Carve (?), v. t. [imp. & p. p. Carved (?); p. pr. & vb. n. Carving.] [AS. ceorfan to cut, carve; akin to D. kerven, G. kerben, Dan. karve, Sw. karfva, and to Gr. to write, orig. to scatch, and E. -graphy. Cf. Graphic.]


To cut.


Or they will carven the shepherd's throat. Spenser.


To cut, as wood, stone, or other material, in an artistic or decorative manner; to sculpture; to engrave.

Carved with figures strange and sweet. Coleridge.


To make or shape by cutting, sculpturing, or engraving; to form; as, to carve a name on a tree.

An angel carved in stone. Tennyson.

We carved not a line, and we raised not a stone. C. Wolfe.
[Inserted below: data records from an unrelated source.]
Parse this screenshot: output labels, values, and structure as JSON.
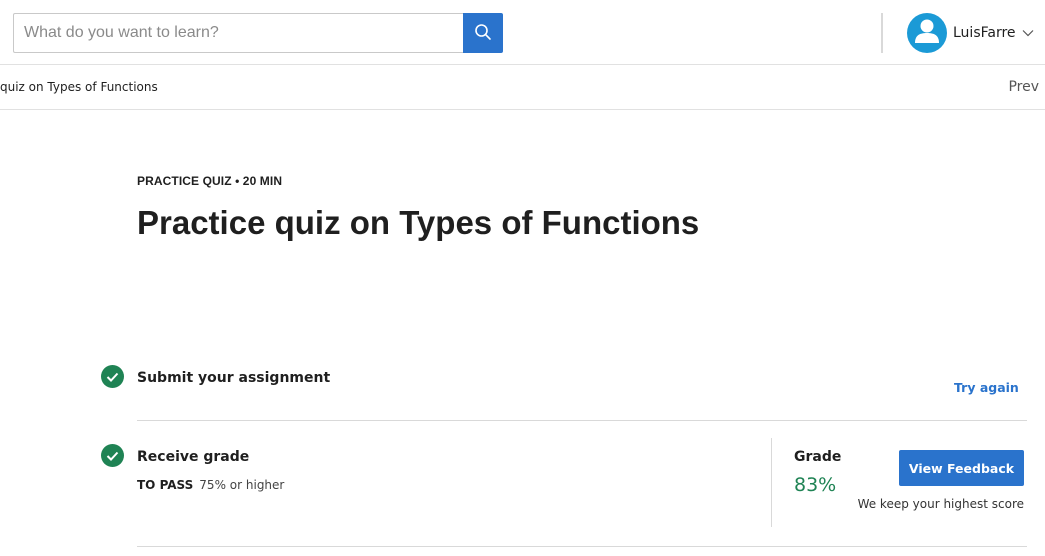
{
  "header": {
    "search": {
      "placeholder": "What do you want to learn?",
      "value": "",
      "icon": "search-icon"
    },
    "user": {
      "name": "LuisFarre",
      "avatar_icon": "user-icon",
      "menu_icon": "chevron-down-icon"
    }
  },
  "breadcrumb": {
    "current": "quiz on Types of Functions",
    "prev_label": "Prev"
  },
  "page": {
    "eyebrow": "PRACTICE QUIZ • 20 MIN",
    "title": "Practice quiz on Types of Functions"
  },
  "steps": {
    "submit": {
      "label": "Submit your assignment",
      "action_label": "Try again",
      "status": "complete"
    },
    "grade": {
      "label": "Receive grade",
      "to_pass_label": "TO PASS",
      "to_pass_value": "75% or higher",
      "grade_label": "Grade",
      "grade_value": "83%",
      "button_label": "View Feedback",
      "note": "We keep your highest score",
      "status": "complete"
    }
  },
  "colors": {
    "accent": "#2a73cc",
    "success": "#1f8354",
    "avatar": "#1b9ad6"
  }
}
To cut into small pieces or slices, as meat at table; to divide for distribution or apportionment; to apportion.

"To carve a capon." <-- = carve up --> Shak.


To cut: to hew; to mark as if by cutting.
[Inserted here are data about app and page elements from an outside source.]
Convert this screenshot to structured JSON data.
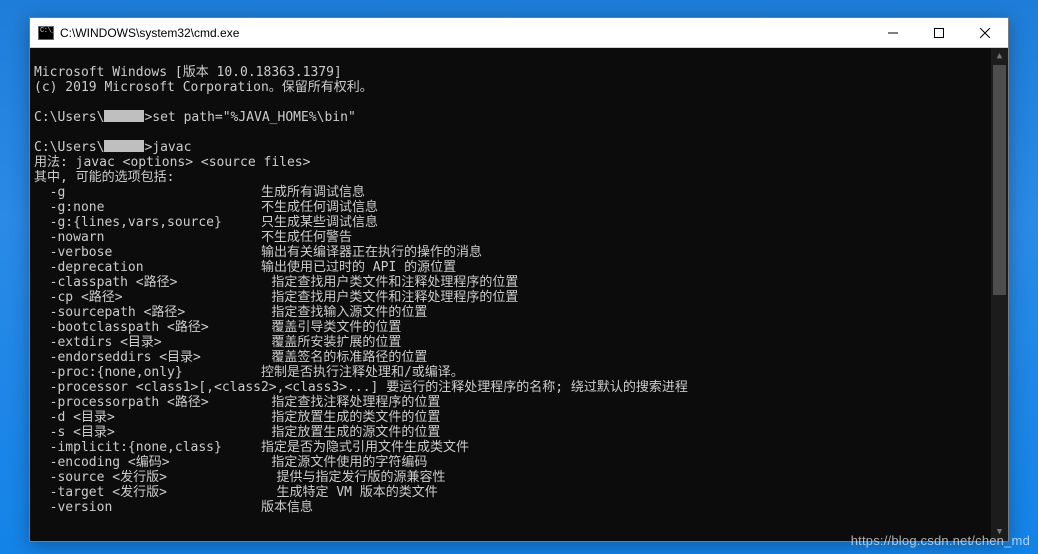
{
  "window": {
    "title": "C:\\WINDOWS\\system32\\cmd.exe"
  },
  "terminal": {
    "banner1": "Microsoft Windows [版本 10.0.18363.1379]",
    "banner2": "(c) 2019 Microsoft Corporation。保留所有权利。",
    "prompt1_prefix": "C:\\Users\\",
    "prompt1_suffix": ">set path=\"%JAVA_HOME%\\bin\"",
    "prompt2_prefix": "C:\\Users\\",
    "prompt2_suffix": ">javac",
    "usage": "用法: javac <options> <source files>",
    "options_intro": "其中, 可能的选项包括:",
    "options": [
      {
        "flag": "  -g                         ",
        "desc": "生成所有调试信息"
      },
      {
        "flag": "  -g:none                    ",
        "desc": "不生成任何调试信息"
      },
      {
        "flag": "  -g:{lines,vars,source}     ",
        "desc": "只生成某些调试信息"
      },
      {
        "flag": "  -nowarn                    ",
        "desc": "不生成任何警告"
      },
      {
        "flag": "  -verbose                   ",
        "desc": "输出有关编译器正在执行的操作的消息"
      },
      {
        "flag": "  -deprecation               ",
        "desc": "输出使用已过时的 API 的源位置"
      },
      {
        "flag": "  -classpath <路径>            ",
        "desc": "指定查找用户类文件和注释处理程序的位置"
      },
      {
        "flag": "  -cp <路径>                   ",
        "desc": "指定查找用户类文件和注释处理程序的位置"
      },
      {
        "flag": "  -sourcepath <路径>           ",
        "desc": "指定查找输入源文件的位置"
      },
      {
        "flag": "  -bootclasspath <路径>        ",
        "desc": "覆盖引导类文件的位置"
      },
      {
        "flag": "  -extdirs <目录>              ",
        "desc": "覆盖所安装扩展的位置"
      },
      {
        "flag": "  -endorseddirs <目录>         ",
        "desc": "覆盖签名的标准路径的位置"
      },
      {
        "flag": "  -proc:{none,only}          ",
        "desc": "控制是否执行注释处理和/或编译。"
      },
      {
        "flag": "  -processor <class1>[,<class2>,<class3>...] ",
        "desc": "要运行的注释处理程序的名称; 绕过默认的搜索进程"
      },
      {
        "flag": "  -processorpath <路径>        ",
        "desc": "指定查找注释处理程序的位置"
      },
      {
        "flag": "  -d <目录>                    ",
        "desc": "指定放置生成的类文件的位置"
      },
      {
        "flag": "  -s <目录>                    ",
        "desc": "指定放置生成的源文件的位置"
      },
      {
        "flag": "  -implicit:{none,class}     ",
        "desc": "指定是否为隐式引用文件生成类文件"
      },
      {
        "flag": "  -encoding <编码>             ",
        "desc": "指定源文件使用的字符编码"
      },
      {
        "flag": "  -source <发行版>              ",
        "desc": "提供与指定发行版的源兼容性"
      },
      {
        "flag": "  -target <发行版>              ",
        "desc": "生成特定 VM 版本的类文件"
      },
      {
        "flag": "  -version                   ",
        "desc": "版本信息"
      }
    ]
  },
  "watermark": "https://blog.csdn.net/chen_md"
}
My good blade carved the casques of men. Tennyson.

A million wrinkles carved his skin. Tennyson.


To take or make, as by cutting; to provide.

Who could easily have carved themselves their own food. South.


To lay out; to contrive; to design; to plan.

Lie ten nights awake carving the fashion of a new doublet. Shak.

To carve out, to make or get by cutting, or as if by cutting; to cut out. "[Macbeth] with his brandished steel . . . carved out his passage."


Fortunes were carved out of the property of the crown. Macaulay.


© Webster 1913.

Carve, v. i.


To exercise the trade of a sculptor or carver; to engrave or cut figures.


To cut up meat; as, to carve for all the guests.


© Webster 1913.

Carve, n.

A carucate.




© Webster 1913.